--- Action item ---
In your reply, repeat every entry exactly and skip over each picture.

Data for this exercise below:

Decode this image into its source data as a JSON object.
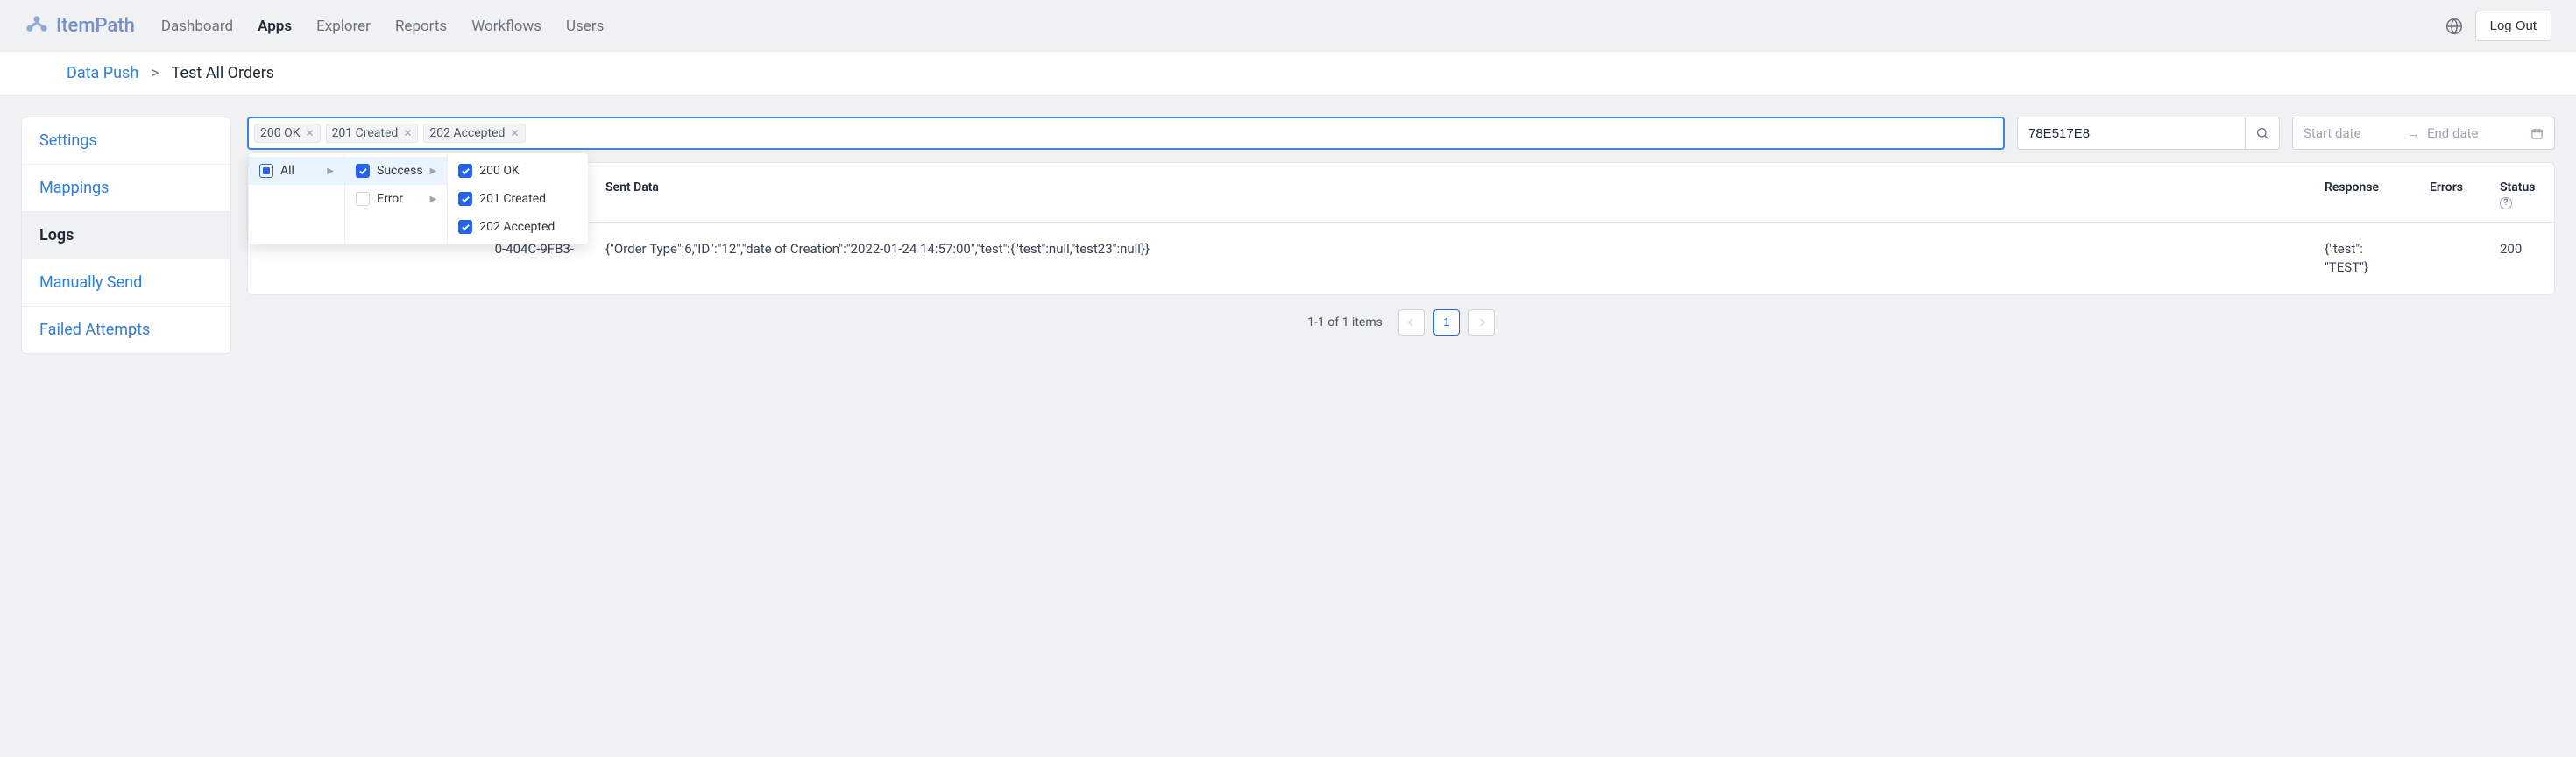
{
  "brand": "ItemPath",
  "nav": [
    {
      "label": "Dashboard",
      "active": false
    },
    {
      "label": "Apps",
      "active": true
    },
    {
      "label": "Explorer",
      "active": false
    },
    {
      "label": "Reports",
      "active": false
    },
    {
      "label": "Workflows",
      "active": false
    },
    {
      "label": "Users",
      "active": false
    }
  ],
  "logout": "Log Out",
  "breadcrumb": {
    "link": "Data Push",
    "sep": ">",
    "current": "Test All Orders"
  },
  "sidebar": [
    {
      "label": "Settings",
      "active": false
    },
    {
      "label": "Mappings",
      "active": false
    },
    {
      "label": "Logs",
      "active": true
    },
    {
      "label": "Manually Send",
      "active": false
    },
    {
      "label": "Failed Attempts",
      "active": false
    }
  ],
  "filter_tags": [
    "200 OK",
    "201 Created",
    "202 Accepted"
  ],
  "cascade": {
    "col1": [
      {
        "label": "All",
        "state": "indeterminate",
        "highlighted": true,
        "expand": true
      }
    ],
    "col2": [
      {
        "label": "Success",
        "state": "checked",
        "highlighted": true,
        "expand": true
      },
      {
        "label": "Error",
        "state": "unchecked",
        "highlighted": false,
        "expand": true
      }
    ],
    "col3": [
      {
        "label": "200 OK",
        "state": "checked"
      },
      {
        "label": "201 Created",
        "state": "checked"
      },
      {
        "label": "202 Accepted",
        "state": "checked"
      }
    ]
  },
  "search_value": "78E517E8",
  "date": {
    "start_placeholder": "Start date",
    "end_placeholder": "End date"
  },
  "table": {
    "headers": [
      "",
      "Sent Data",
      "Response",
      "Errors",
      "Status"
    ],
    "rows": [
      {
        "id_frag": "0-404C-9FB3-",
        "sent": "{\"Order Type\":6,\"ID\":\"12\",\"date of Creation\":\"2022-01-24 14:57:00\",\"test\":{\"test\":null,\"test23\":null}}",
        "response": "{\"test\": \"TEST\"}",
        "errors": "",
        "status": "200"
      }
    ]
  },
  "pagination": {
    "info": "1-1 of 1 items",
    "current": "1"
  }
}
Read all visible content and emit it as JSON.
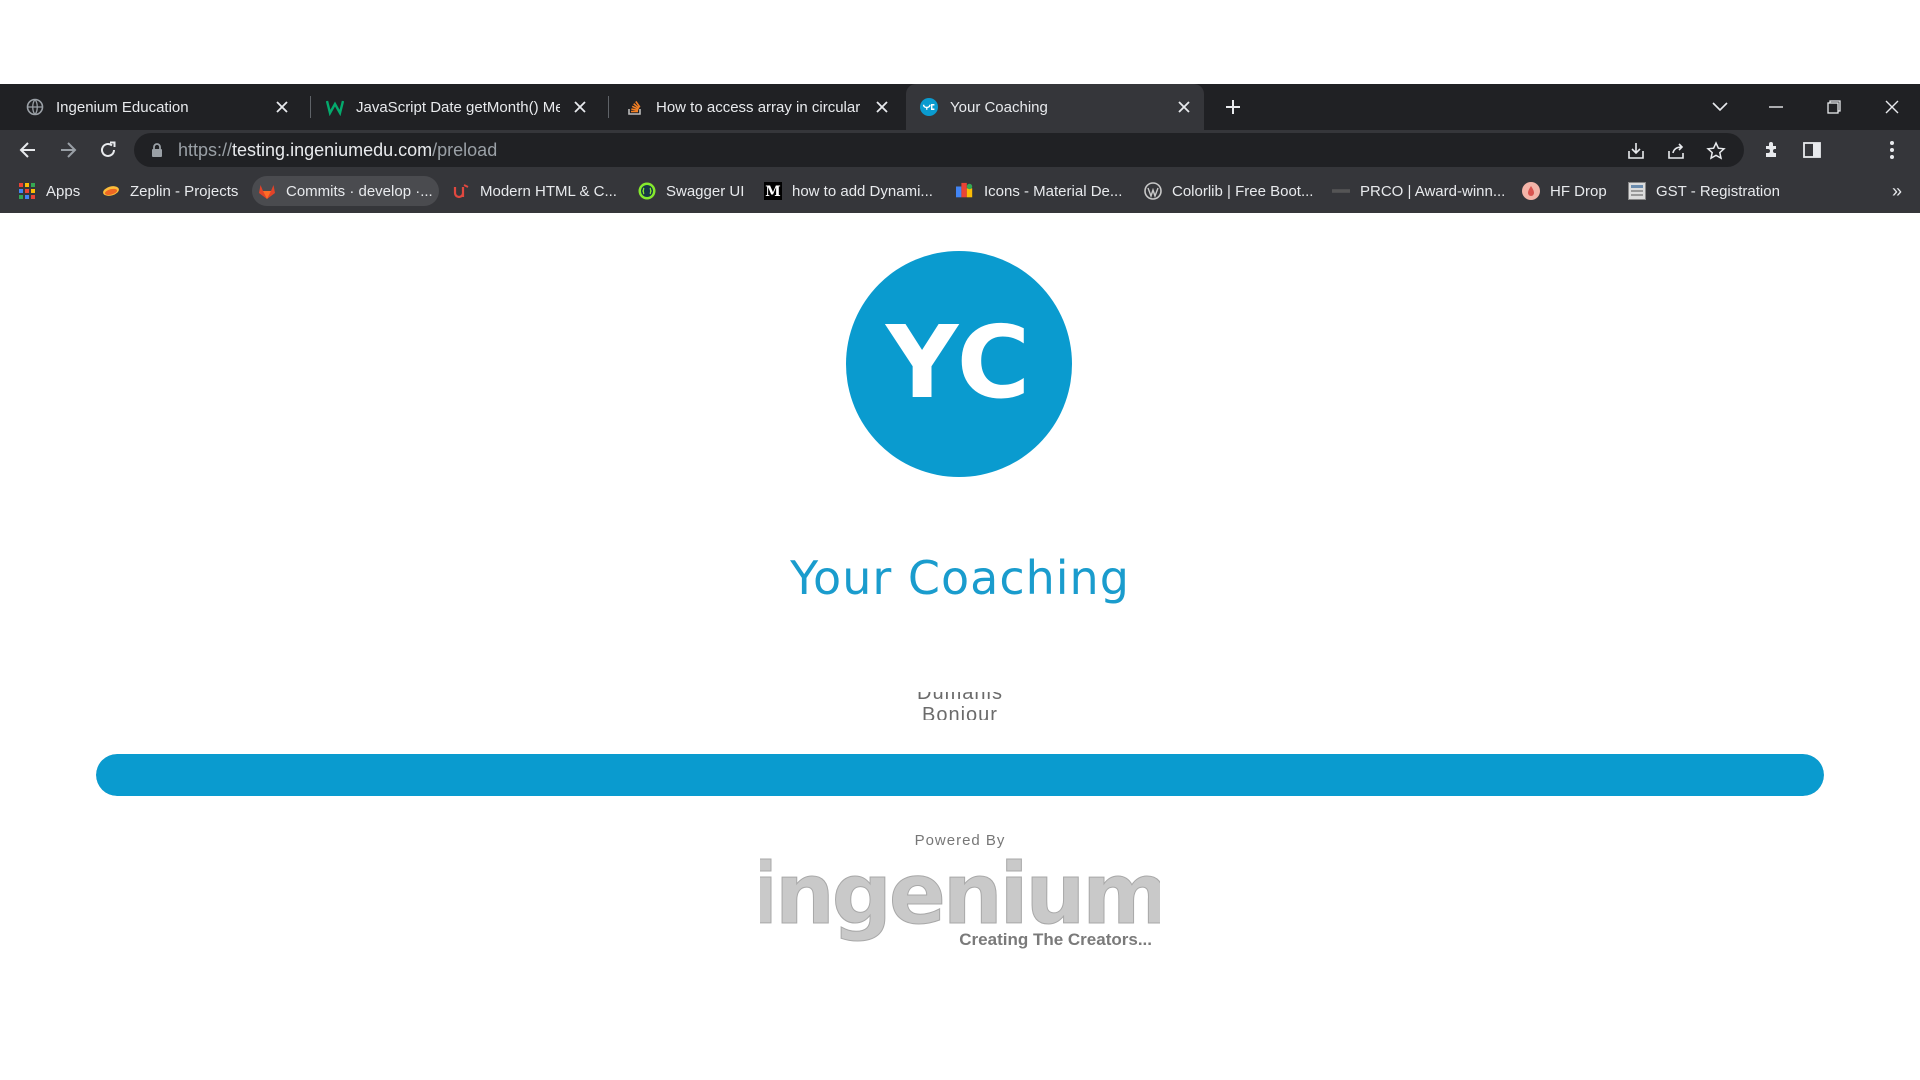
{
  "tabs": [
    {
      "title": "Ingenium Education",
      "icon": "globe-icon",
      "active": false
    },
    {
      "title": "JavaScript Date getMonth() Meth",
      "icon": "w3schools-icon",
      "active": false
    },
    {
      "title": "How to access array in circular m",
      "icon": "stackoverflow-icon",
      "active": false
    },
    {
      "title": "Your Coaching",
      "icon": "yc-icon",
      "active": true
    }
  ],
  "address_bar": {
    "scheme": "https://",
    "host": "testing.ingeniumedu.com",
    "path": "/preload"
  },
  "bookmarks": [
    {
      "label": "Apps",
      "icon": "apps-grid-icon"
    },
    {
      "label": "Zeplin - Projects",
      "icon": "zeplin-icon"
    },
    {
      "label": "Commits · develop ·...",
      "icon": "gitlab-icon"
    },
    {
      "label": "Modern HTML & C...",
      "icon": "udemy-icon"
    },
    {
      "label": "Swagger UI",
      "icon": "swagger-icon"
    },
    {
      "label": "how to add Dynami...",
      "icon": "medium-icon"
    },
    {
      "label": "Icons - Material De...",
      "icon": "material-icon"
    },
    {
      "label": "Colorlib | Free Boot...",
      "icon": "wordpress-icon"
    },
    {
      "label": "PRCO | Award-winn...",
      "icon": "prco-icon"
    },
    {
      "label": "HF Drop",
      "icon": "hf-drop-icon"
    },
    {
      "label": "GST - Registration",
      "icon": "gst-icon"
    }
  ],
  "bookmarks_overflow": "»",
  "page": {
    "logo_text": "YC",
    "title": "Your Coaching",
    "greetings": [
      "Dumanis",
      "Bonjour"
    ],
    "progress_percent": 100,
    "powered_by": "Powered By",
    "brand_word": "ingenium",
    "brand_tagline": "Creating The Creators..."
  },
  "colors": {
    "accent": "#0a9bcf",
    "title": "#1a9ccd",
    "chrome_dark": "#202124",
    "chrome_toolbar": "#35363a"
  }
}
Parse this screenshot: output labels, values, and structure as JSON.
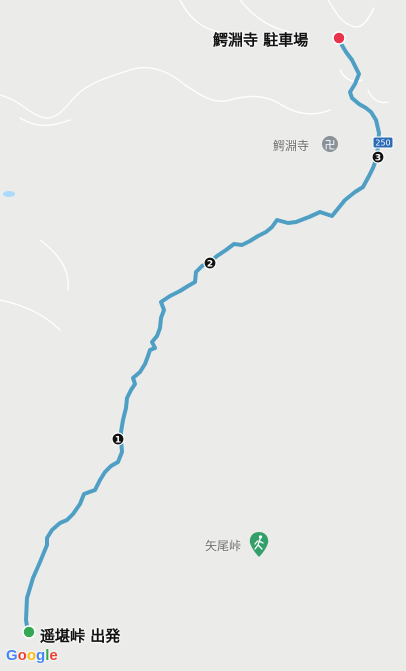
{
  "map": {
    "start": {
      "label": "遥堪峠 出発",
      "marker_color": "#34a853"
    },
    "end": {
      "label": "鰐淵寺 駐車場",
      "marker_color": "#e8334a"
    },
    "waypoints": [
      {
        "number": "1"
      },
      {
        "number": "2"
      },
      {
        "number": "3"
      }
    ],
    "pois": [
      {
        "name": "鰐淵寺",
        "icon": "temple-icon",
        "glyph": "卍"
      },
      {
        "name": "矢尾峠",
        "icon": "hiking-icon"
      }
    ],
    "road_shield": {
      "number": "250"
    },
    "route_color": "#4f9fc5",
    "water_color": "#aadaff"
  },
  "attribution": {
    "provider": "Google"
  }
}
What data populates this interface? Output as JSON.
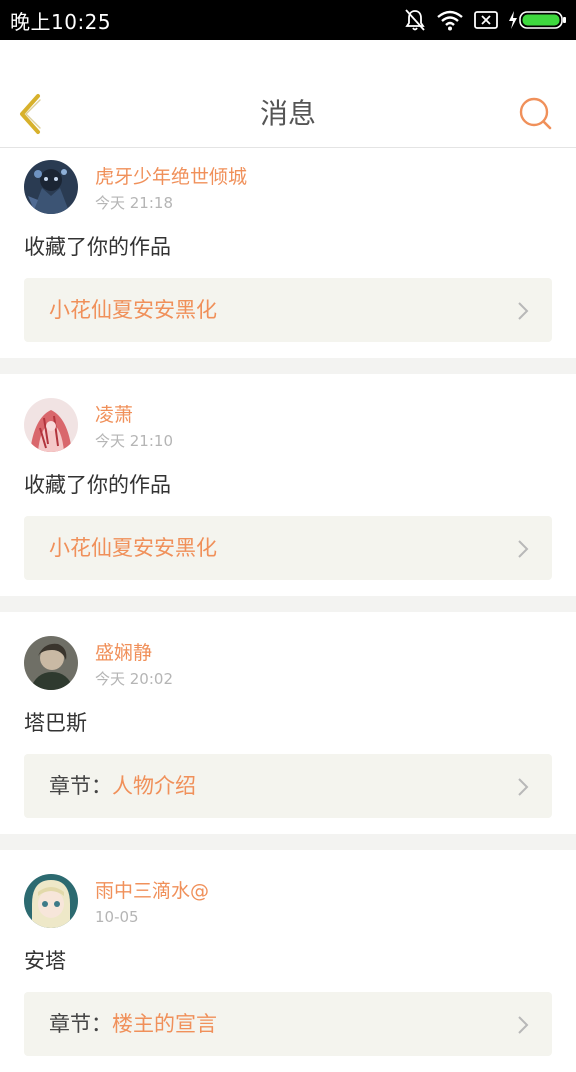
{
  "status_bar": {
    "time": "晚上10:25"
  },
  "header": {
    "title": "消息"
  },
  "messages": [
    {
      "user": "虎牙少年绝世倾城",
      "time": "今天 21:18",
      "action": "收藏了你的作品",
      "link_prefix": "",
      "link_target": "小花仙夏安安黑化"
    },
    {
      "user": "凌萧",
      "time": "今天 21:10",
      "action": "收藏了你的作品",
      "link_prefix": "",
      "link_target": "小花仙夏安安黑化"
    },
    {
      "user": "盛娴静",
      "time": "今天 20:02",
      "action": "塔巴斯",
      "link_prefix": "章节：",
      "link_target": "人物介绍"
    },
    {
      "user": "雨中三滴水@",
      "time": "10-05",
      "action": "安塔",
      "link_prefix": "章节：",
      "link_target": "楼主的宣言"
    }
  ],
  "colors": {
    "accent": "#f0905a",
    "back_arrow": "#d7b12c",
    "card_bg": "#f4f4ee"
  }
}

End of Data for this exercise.

--- Response to this exercise ---
Decode this image into its source data as a JSON object.
{
  "brand": "ItemPath",
  "nav": [
    {
      "label": "Dashboard",
      "active": false
    },
    {
      "label": "Apps",
      "active": true
    },
    {
      "label": "Explorer",
      "active": false
    },
    {
      "label": "Reports",
      "active": false
    },
    {
      "label": "Workflows",
      "active": false
    },
    {
      "label": "Users",
      "active": false
    }
  ],
  "logout": "Log Out",
  "breadcrumb": {
    "link": "Data Push",
    "sep": ">",
    "current": "Test All Orders"
  },
  "sidebar": [
    {
      "label": "Settings",
      "active": false
    },
    {
      "label": "Mappings",
      "active": false
    },
    {
      "label": "Logs",
      "active": true
    },
    {
      "label": "Manually Send",
      "active": false
    },
    {
      "label": "Failed Attempts",
      "active": false
    }
  ],
  "filter_tags": [
    "200 OK",
    "201 Created",
    "202 Accepted"
  ],
  "cascade": {
    "col1": [
      {
        "label": "All",
        "state": "indeterminate",
        "highlighted": true,
        "expand": true
      }
    ],
    "col2": [
      {
        "label": "Success",
        "state": "checked",
        "highlighted": true,
        "expand": true
      },
      {
        "label": "Error",
        "state": "unchecked",
        "highlighted": false,
        "expand": true
      }
    ],
    "col3": [
      {
        "label": "200 OK",
        "state": "checked"
      },
      {
        "label": "201 Created",
        "state": "checked"
      },
      {
        "label": "202 Accepted",
        "state": "checked"
      }
    ]
  },
  "search_value": "78E517E8",
  "date": {
    "start_placeholder": "Start date",
    "end_placeholder": "End date"
  },
  "table": {
    "headers": [
      "",
      "Sent Data",
      "Response",
      "Errors",
      "Status"
    ],
    "rows": [
      {
        "id_frag": "0-404C-9FB3-",
        "sent": "{\"Order Type\":6,\"ID\":\"12\",\"date of Creation\":\"2022-01-24 14:57:00\",\"test\":{\"test\":null,\"test23\":null}}",
        "response": "{\"test\": \"TEST\"}",
        "errors": "",
        "status": "200"
      }
    ]
  },
  "pagination": {
    "info": "1-1 of 1 items",
    "current": "1"
  }
}
Read all visible content and emit it as JSON.
{
  "tabs": [
    {
      "title": "Ingenium Education",
      "icon": "globe-icon",
      "active": false
    },
    {
      "title": "JavaScript Date getMonth() Meth",
      "icon": "w3schools-icon",
      "active": false
    },
    {
      "title": "How to access array in circular m",
      "icon": "stackoverflow-icon",
      "active": false
    },
    {
      "title": "Your Coaching",
      "icon": "yc-icon",
      "active": true
    }
  ],
  "address_bar": {
    "scheme": "https://",
    "host": "testing.ingeniumedu.com",
    "path": "/preload"
  },
  "bookmarks": [
    {
      "label": "Apps",
      "icon": "apps-grid-icon"
    },
    {
      "label": "Zeplin - Projects",
      "icon": "zeplin-icon"
    },
    {
      "label": "Commits · develop ·...",
      "icon": "gitlab-icon"
    },
    {
      "label": "Modern HTML & C...",
      "icon": "udemy-icon"
    },
    {
      "label": "Swagger UI",
      "icon": "swagger-icon"
    },
    {
      "label": "how to add Dynami...",
      "icon": "medium-icon"
    },
    {
      "label": "Icons - Material De...",
      "icon": "material-icon"
    },
    {
      "label": "Colorlib | Free Boot...",
      "icon": "wordpress-icon"
    },
    {
      "label": "PRCO | Award-winn...",
      "icon": "prco-icon"
    },
    {
      "label": "HF Drop",
      "icon": "hf-drop-icon"
    },
    {
      "label": "GST - Registration",
      "icon": "gst-icon"
    }
  ],
  "bookmarks_overflow": "»",
  "page": {
    "logo_text": "YC",
    "title": "Your Coaching",
    "greetings": [
      "Dumanis",
      "Bonjour"
    ],
    "progress_percent": 100,
    "powered_by": "Powered By",
    "brand_word": "ingenium",
    "brand_tagline": "Creating The Creators..."
  },
  "colors": {
    "accent": "#0a9bcf",
    "title": "#1a9ccd",
    "chrome_dark": "#202124",
    "chrome_toolbar": "#35363a"
  }
}
Parse this screenshot: output labels, values, and structure as JSON.
{
  "map": {
    "start": {
      "label": "遥堪峠 出発",
      "marker_color": "#34a853"
    },
    "end": {
      "label": "鰐淵寺 駐車場",
      "marker_color": "#e8334a"
    },
    "waypoints": [
      {
        "number": "1"
      },
      {
        "number": "2"
      },
      {
        "number": "3"
      }
    ],
    "pois": [
      {
        "name": "鰐淵寺",
        "icon": "temple-icon",
        "glyph": "卍"
      },
      {
        "name": "矢尾峠",
        "icon": "hiking-icon"
      }
    ],
    "road_shield": {
      "number": "250"
    },
    "route_color": "#4f9fc5",
    "water_color": "#aadaff"
  },
  "attribution": {
    "provider": "Google"
  }
}
What data populates this interface? Output as JSON.
{
  "status_bar": {
    "time": "晚上10:25"
  },
  "header": {
    "title": "消息"
  },
  "messages": [
    {
      "user": "虎牙少年绝世倾城",
      "time": "今天 21:18",
      "action": "收藏了你的作品",
      "link_prefix": "",
      "link_target": "小花仙夏安安黑化"
    },
    {
      "user": "凌萧",
      "time": "今天 21:10",
      "action": "收藏了你的作品",
      "link_prefix": "",
      "link_target": "小花仙夏安安黑化"
    },
    {
      "user": "盛娴静",
      "time": "今天 20:02",
      "action": "塔巴斯",
      "link_prefix": "章节：",
      "link_target": "人物介绍"
    },
    {
      "user": "雨中三滴水@",
      "time": "10-05",
      "action": "安塔",
      "link_prefix": "章节：",
      "link_target": "楼主的宣言"
    }
  ],
  "colors": {
    "accent": "#f0905a",
    "back_arrow": "#d7b12c",
    "card_bg": "#f4f4ee"
  }
}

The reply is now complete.